I'm reading this collation of comments about emotional labor
and thinking. One of the segments is titled "Bonsai human"; it brought to mind the moment when the bloom finally came off the rose in my relationship with Greg. We were biking together in Black Rock City at night, going out to a party before finding out what was happening in the rest of the city. He had paused on an empty street to fiddle with his phone -- he was trying to get a wifi signal. I looked around, a little bored, and my eye lit on a camp off to the right.
"Ah, that's where Animal Control is this year," I said, cheerfully.
"What?" He looked up irritably and removed his headphones, which I hadn't realized he was wearing.
"I said that I found the Animal Control camp," I repeated patiently, and pointed.
He looked like I had just said that Martians have three heads. After a moment, he said, "Can I just... not listen to you unless you say something important?"
I couldn't think of a reply, and he went back to his phone. Still speechless, I left him to it and took off to find my own entertainment. I doubt he missed me.

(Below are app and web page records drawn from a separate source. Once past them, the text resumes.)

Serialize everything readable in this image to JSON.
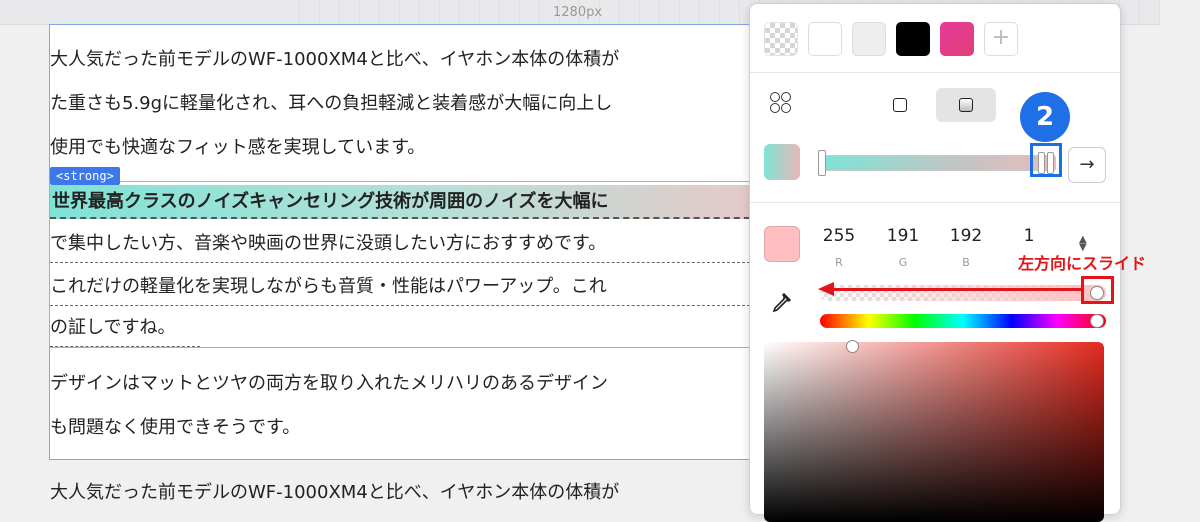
{
  "ruler": {
    "label": "1280px"
  },
  "document": {
    "paragraph1": [
      "大人気だった前モデルのWF-1000XM4と比べ、イヤホン本体の体積が",
      "た重さも5.9gに軽量化され、耳への負担軽減と装着感が大幅に向上し",
      "使用でも快適なフィット感を実現しています。"
    ],
    "strong_tag": "<strong>",
    "strong_text": "世界最高クラスのノイズキャンセリング技術が周囲のノイズを大幅に",
    "paragraph2": [
      "で集中したい方、音楽や映画の世界に没頭したい方におすすめです。",
      "これだけの軽量化を実現しながらも音質・性能はパワーアップ。これ",
      "の証しですね。"
    ],
    "paragraph3": [
      "デザインはマットとツヤの両方を取り入れたメリハリのあるデザイン",
      "も問題なく使用できそうです。"
    ],
    "paragraph4": "大人気だった前モデルのWF-1000XM4と比べ、イヤホン本体の体積が"
  },
  "color_panel": {
    "swatches": [
      {
        "name": "transparent",
        "color": "transparent"
      },
      {
        "name": "white",
        "color": "#ffffff"
      },
      {
        "name": "light-gray",
        "color": "#eeeeee"
      },
      {
        "name": "black",
        "color": "#000000"
      },
      {
        "name": "pink",
        "color": "#e8399a"
      }
    ],
    "add_swatch_label": "+",
    "arrow_label": "→",
    "rgba": {
      "r": "255",
      "g": "191",
      "b": "192",
      "a": "1",
      "r_label": "R",
      "g_label": "G",
      "b_label": "B"
    },
    "gradient_start": "#7ee3d6",
    "gradient_end": "#e8bcbc",
    "current_color": "#ffbfc0",
    "alpha_level": 1,
    "hue_level": 1
  },
  "annotations": {
    "step_badge": "2",
    "slide_label": "左方向にスライド",
    "accent_red": "#e0161b",
    "accent_blue": "#1f6fe6"
  }
}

Every time I think about it, I'm just flabbergasted that any caring human could say something like that to someone close to them. But he was so wrapped up in himself, he saw no reason to accommodate me. I would listen to him rattle on about whatever amused or entertained him, even if it was stale or uninteresting to me, because I wanted to show that I cared about what he had to say. Even if it was unimportant in my eyes.

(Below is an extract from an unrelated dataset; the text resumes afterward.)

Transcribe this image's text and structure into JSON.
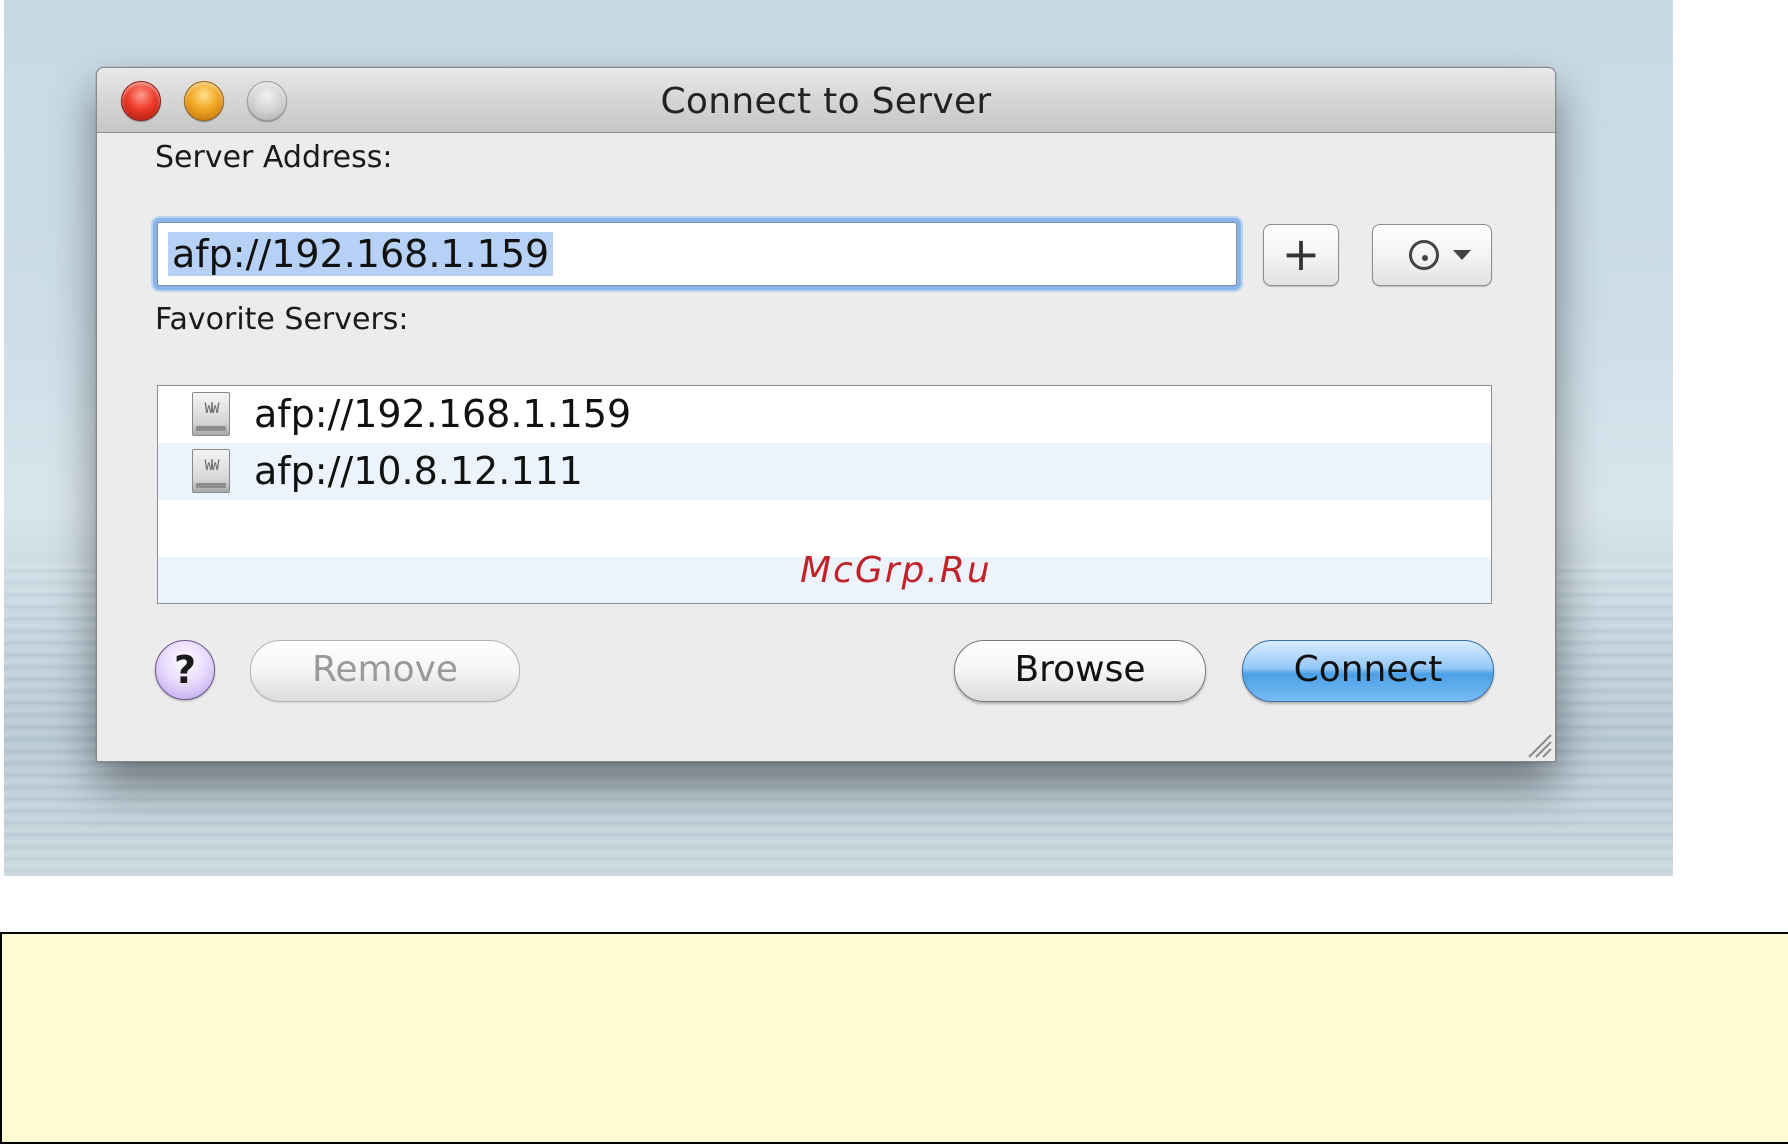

Emotional labor is always extending yourself to listen and empathize. It's a slap in the face when it's not just overlooked, but they make it very clear that they will not do the same for you.